Which brings us to the subject of time travel, the focus of James Gleick’s fascinating new book, TIME TRAVEL: A HISTORY, which I finished reading on the same day I binge-watched “11.22.63.” Gleick, who has written previous books about chaos theory, the physicist Richard Feynman, the internet, and a thought-provoking history of information theory, gives us a succinct and reflective history of time travel ideas, ranging from Aristotle to modern pop culture and science (i.e. Einstein and “Back To The Future”). The centerpiece of Gleick’s narrative is not surprisingly H.G. Wells’ influential and seminal 1895 novel, THE TIME MACHINE, which was made into a movie during the Kennedy era—we can easily imagine Jake passing a theatre marque with the movie title on it. Key to Gleick’s interpretation is the supposition that “The past appears fixed, but memory, the fact of it, or the process, is always in motion.” We can never really re-experience or revisit the past, but only our memories of it—memories that, we should understand, are always being revised and should rarely be trusted. In fact, Gleick concludes that while we may never be able to actually travel back or forth in time or change the course of human events by doing so, our memories are a form of time travel. “It might be fair to say,” observes Gleick, “that all we perceive is change—that any sense of stasis is a constructed illusion. Every moment alters what came before. We reach across layers of time for the memories of our memories.”

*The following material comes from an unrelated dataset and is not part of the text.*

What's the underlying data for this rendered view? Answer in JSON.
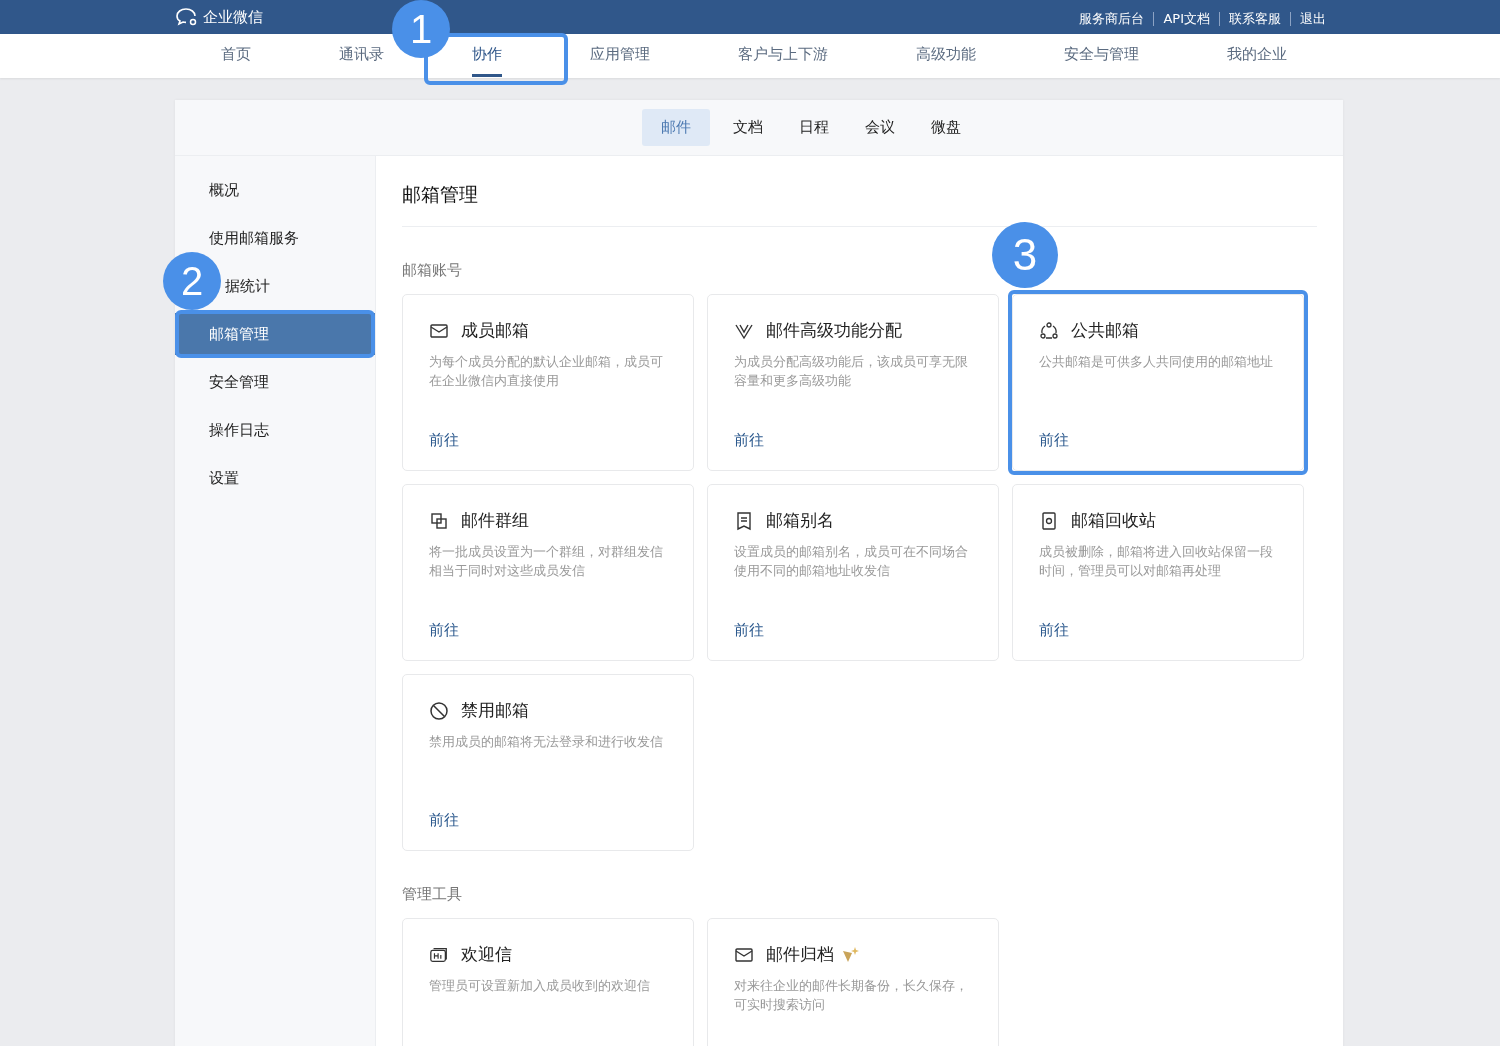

As in several past versions of this column, I am reminded of selected “Twilight Zone” episodes. In this case, I think about a not-so-good episode, “Back There” (aired on January 13, 1961), starring Russell Johnson (the “Professor” from “Gilligan’s Island”) as a time traveler who makes a journey back to April 1965 in an attempt to prevent the assassination of Abraham Lincoln. And, in a much better episode, “Walking Distance” (aired on October 30, 1959), Gig Young plays a harrowed advertising executive who finds himself in the hometown of his youth, where he meets himself as a young boy. When his father realizes this is the grown-up version of his son, he tells him in a poignant speech that he needs to return to his grown-up world because “we only get one chance. Maybe there’s only one summer to every customer. That little boy, the one I know, the one who belongs here, this is his summer, just as it was yours once—don’t make him share it.” Interestingly enough, there is a recurring character in “11.22.63” that reminds Jake on more than one occasion that he doesn’t belong in the Kennedy era.
I urge you to watch “11.22.63” if haven’t already done so, along with your favorite time travel movies (i.e. “Back To The Future,” “Time And Again,” etc.) and I hope you will think of your memory as a time machine—just be careful that you don’t fall into the “nostalgia trap.” And if you figure out what really happened in Dallas on the afternoon of November 22, 1963, please share it with our readers.
See you next week (when what I am writing now will be in the past).